● **Aim of the task**
Check every line of the records below for the string "content" and copy the ones that have it.

(Stored items from a collection)
►

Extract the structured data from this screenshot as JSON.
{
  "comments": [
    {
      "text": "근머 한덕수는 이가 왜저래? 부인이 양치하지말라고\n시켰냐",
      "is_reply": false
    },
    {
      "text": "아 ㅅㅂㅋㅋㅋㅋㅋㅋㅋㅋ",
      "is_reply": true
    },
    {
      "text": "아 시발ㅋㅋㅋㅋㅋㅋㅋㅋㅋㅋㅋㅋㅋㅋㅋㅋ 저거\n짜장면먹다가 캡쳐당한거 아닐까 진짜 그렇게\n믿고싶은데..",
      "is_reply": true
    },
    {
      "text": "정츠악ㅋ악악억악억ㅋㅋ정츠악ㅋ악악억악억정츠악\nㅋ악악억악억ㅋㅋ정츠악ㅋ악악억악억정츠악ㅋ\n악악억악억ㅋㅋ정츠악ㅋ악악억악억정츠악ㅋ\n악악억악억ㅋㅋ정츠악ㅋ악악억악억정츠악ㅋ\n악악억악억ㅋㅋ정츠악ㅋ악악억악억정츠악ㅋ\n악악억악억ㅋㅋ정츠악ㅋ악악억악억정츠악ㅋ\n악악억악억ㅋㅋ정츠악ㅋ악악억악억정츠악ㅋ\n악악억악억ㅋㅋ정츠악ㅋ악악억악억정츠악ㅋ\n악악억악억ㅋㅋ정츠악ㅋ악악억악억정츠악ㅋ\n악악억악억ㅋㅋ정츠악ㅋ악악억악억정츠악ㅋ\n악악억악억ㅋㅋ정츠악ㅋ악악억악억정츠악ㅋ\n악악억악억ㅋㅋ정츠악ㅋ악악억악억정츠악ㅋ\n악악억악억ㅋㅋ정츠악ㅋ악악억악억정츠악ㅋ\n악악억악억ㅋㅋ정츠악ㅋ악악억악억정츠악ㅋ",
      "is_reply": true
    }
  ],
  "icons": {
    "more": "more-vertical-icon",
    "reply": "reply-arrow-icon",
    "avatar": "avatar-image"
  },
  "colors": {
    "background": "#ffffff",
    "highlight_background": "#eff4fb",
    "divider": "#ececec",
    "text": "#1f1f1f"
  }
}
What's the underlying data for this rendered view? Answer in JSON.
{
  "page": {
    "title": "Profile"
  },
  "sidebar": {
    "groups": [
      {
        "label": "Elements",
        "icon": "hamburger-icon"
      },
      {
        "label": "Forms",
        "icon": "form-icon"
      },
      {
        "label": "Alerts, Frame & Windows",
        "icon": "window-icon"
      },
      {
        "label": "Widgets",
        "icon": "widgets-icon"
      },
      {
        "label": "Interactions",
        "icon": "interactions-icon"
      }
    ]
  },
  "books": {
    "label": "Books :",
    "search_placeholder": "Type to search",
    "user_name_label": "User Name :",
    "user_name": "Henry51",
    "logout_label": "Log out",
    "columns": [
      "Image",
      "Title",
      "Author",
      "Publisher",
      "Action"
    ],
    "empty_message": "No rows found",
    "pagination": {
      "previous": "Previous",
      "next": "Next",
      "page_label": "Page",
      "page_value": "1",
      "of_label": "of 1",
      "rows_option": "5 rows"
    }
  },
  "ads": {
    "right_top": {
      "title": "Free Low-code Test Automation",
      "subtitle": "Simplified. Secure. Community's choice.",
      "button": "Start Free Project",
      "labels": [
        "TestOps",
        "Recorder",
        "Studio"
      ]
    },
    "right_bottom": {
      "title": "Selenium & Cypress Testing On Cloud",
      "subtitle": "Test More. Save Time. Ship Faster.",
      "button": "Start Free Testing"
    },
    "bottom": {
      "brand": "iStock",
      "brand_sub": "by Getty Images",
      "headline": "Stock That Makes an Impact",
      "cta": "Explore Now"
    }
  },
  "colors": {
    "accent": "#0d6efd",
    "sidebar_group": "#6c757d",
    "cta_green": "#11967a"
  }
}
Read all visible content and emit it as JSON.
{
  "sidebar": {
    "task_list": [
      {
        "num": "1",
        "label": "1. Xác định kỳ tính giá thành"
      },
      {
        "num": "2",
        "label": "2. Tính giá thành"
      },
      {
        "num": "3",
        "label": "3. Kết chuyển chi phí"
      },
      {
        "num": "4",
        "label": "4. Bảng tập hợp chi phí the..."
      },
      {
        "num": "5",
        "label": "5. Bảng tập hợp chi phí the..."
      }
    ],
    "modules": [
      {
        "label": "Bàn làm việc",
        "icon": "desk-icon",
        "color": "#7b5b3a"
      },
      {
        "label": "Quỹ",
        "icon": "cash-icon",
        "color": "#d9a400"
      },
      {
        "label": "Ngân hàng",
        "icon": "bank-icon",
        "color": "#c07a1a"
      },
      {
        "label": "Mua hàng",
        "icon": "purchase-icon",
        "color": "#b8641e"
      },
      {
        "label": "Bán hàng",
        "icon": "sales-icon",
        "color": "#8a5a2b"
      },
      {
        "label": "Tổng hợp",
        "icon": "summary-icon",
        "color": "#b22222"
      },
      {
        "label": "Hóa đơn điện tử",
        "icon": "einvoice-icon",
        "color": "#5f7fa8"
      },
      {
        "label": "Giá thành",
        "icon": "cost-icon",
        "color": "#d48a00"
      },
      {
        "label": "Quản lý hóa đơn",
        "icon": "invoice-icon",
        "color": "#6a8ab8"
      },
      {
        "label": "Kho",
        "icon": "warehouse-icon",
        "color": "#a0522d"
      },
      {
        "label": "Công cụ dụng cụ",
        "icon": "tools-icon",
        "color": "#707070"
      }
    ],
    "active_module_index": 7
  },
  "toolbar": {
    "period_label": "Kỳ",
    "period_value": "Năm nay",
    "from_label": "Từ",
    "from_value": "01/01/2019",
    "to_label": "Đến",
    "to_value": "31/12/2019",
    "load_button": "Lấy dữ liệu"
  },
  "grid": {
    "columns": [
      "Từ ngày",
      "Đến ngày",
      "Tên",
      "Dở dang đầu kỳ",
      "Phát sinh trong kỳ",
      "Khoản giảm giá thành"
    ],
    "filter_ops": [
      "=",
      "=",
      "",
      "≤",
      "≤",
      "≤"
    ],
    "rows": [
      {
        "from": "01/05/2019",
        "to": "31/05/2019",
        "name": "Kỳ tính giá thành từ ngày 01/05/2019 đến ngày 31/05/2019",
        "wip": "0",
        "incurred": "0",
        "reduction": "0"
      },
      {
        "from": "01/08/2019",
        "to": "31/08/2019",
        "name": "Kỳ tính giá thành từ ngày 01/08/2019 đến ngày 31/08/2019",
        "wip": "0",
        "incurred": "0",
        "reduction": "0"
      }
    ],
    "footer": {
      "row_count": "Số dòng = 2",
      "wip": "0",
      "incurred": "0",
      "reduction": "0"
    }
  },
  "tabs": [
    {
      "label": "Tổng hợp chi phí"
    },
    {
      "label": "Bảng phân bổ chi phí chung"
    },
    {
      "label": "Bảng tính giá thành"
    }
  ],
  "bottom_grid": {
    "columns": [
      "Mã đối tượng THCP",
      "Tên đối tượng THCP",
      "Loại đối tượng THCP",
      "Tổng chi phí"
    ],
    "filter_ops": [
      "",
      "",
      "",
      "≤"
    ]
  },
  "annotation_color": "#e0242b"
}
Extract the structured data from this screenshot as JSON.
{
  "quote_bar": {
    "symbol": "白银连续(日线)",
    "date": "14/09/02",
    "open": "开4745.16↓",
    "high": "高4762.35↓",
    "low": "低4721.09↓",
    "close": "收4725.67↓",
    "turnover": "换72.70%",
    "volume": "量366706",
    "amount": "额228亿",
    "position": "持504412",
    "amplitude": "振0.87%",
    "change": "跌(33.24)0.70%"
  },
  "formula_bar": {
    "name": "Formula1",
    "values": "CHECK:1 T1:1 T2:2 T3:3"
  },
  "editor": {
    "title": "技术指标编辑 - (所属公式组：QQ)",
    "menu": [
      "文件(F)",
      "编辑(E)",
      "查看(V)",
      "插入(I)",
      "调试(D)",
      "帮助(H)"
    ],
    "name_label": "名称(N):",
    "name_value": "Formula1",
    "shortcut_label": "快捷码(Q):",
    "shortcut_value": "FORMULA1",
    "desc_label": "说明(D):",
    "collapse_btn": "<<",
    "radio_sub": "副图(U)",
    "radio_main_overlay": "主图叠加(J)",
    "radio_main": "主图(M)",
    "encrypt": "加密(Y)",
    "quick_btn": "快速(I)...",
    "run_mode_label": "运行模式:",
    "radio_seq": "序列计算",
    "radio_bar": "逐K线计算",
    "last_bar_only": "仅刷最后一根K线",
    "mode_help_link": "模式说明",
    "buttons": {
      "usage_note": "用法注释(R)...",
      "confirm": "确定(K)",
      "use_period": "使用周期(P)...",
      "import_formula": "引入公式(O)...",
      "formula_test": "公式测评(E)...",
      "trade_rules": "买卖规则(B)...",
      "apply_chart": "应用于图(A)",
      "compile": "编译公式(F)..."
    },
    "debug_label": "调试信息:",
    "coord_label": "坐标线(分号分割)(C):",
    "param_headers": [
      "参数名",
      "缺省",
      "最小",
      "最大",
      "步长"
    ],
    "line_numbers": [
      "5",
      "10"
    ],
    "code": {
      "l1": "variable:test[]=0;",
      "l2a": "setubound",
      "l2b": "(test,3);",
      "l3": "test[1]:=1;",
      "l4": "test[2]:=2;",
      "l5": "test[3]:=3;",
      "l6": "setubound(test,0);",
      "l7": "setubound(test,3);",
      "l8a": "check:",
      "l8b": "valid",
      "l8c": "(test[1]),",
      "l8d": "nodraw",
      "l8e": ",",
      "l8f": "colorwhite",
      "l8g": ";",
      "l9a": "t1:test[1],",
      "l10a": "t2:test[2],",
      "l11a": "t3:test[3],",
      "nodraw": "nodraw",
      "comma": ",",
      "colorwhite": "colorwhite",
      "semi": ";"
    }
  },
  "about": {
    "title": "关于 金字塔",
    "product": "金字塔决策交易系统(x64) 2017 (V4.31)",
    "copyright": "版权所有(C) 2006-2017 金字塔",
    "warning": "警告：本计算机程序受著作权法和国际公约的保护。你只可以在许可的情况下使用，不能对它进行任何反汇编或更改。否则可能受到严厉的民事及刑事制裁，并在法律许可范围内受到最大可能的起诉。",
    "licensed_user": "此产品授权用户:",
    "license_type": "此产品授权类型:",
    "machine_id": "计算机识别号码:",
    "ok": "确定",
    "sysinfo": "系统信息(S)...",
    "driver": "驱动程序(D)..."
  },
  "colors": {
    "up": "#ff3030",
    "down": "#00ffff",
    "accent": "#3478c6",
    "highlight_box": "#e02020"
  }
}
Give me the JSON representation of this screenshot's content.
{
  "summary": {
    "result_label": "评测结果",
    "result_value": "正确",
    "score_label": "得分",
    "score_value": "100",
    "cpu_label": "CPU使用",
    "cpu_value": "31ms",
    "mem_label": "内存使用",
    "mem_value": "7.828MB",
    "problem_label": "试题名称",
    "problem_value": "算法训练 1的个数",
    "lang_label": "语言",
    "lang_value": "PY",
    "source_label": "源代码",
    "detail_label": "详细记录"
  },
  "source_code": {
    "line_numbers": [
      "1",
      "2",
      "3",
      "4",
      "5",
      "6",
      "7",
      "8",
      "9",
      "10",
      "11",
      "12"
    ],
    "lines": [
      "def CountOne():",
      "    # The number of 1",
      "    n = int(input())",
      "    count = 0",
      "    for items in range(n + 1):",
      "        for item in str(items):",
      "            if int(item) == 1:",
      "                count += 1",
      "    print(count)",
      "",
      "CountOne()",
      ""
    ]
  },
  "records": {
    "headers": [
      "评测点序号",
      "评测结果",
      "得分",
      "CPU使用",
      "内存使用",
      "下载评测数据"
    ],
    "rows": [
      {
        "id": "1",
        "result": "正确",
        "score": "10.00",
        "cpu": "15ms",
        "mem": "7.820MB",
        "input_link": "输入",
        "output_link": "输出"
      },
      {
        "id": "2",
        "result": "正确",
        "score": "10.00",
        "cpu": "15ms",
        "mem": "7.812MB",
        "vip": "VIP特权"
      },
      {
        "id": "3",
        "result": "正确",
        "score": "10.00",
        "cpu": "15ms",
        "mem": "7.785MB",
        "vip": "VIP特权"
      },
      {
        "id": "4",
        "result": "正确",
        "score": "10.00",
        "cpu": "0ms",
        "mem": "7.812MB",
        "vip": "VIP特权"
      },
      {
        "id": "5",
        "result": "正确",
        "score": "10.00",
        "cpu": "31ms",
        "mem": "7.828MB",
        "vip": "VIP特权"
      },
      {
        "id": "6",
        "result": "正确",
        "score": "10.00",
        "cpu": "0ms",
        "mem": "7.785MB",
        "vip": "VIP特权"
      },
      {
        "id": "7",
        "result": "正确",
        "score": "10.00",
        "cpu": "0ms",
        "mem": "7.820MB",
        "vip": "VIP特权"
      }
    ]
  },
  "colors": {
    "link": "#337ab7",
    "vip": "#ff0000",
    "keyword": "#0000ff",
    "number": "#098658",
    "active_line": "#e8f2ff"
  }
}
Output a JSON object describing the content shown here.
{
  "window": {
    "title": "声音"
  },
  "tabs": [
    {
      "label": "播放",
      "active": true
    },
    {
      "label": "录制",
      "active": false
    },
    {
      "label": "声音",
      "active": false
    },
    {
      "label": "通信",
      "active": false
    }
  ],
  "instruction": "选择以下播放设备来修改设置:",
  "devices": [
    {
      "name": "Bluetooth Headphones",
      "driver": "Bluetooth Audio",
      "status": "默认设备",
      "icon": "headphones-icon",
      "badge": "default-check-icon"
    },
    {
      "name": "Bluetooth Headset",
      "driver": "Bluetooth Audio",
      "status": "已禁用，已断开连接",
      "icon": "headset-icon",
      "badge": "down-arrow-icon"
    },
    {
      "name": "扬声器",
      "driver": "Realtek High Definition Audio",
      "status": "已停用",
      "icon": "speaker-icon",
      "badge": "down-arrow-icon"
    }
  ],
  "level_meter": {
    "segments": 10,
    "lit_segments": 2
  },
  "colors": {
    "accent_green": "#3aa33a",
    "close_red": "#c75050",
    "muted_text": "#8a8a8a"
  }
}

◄

● **Response box**
Read all visible content and emit it as JSON.
Give me the JSON representation of this screenshot's content.
Output a JSON object describing the content shown here.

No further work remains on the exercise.